WHAT IS REQUIRED =>
Show, from the entries below, every line in which "toko" appears.

--- START ---

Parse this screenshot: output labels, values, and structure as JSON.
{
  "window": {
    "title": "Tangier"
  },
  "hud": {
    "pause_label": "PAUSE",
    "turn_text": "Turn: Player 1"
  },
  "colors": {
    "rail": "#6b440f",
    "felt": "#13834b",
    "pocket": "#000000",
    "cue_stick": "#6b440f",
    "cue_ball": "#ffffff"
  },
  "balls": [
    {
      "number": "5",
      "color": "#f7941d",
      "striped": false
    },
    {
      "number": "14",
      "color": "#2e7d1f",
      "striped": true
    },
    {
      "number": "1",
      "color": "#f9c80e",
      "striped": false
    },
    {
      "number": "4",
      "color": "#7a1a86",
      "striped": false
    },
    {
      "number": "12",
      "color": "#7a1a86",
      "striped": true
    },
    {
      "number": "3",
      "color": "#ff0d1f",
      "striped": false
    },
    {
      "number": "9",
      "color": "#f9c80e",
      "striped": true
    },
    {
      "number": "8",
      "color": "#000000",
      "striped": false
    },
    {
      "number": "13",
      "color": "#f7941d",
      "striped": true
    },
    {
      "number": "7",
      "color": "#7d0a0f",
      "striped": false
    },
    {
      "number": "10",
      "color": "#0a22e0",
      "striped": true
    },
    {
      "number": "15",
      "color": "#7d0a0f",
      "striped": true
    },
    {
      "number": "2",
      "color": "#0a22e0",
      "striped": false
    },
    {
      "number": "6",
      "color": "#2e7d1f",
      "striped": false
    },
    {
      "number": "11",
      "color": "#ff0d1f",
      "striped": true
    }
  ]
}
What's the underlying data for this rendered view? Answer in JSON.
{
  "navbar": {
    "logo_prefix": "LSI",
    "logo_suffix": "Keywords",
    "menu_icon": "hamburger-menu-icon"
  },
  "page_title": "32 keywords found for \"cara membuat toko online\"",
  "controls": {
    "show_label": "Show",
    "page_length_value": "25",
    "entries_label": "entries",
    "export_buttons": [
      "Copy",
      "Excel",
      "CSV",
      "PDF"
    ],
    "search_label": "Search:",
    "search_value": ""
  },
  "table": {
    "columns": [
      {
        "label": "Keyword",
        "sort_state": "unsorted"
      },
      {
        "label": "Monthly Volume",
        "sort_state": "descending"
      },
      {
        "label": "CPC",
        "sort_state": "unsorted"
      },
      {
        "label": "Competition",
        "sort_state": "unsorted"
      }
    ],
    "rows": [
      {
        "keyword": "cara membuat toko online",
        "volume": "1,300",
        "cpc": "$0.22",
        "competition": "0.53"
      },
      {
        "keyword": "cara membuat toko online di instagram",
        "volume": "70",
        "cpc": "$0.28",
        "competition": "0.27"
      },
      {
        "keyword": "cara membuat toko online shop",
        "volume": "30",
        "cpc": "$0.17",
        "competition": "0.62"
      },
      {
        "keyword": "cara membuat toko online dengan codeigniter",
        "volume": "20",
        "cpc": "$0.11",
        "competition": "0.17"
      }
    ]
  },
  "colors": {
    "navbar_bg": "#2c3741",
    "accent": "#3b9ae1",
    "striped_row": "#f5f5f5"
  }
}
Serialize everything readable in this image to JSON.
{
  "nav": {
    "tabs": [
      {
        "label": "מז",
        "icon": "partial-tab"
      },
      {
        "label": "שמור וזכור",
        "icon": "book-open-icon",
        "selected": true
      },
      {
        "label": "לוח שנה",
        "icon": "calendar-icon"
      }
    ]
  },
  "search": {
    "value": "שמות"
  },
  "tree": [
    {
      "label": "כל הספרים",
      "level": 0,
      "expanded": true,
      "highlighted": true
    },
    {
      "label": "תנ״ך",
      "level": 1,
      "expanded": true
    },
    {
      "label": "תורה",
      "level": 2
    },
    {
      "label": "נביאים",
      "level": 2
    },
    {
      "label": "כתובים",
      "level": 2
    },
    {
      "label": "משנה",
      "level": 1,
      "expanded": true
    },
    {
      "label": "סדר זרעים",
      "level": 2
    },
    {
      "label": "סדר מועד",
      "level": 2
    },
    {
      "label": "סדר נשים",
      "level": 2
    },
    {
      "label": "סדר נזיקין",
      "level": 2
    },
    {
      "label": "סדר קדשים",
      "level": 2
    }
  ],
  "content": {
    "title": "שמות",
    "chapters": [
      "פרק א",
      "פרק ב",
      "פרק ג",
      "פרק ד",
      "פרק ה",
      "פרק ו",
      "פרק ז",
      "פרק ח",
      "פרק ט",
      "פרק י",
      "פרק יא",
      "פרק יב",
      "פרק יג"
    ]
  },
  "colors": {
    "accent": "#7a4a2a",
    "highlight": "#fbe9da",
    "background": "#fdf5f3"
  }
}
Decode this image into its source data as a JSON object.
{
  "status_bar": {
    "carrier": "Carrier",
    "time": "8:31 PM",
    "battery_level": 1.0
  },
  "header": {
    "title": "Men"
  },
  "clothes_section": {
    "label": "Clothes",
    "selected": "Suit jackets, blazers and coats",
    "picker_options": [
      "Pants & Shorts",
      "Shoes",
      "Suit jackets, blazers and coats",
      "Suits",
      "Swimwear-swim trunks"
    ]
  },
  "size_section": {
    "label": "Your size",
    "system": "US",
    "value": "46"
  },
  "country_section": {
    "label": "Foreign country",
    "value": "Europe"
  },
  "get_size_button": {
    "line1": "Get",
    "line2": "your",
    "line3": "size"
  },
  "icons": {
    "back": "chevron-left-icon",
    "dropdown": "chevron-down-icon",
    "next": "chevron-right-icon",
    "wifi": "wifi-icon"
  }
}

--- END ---

THE COMPLETED TASK =>
  "page_title": "32 keywords found for \"cara membuat toko online\"",
        "keyword": "cara membuat toko online",
        "keyword": "cara membuat toko online di instagram",
        "keyword": "cara membuat toko online shop",
        "keyword": "cara membuat toko online dengan codeigniter",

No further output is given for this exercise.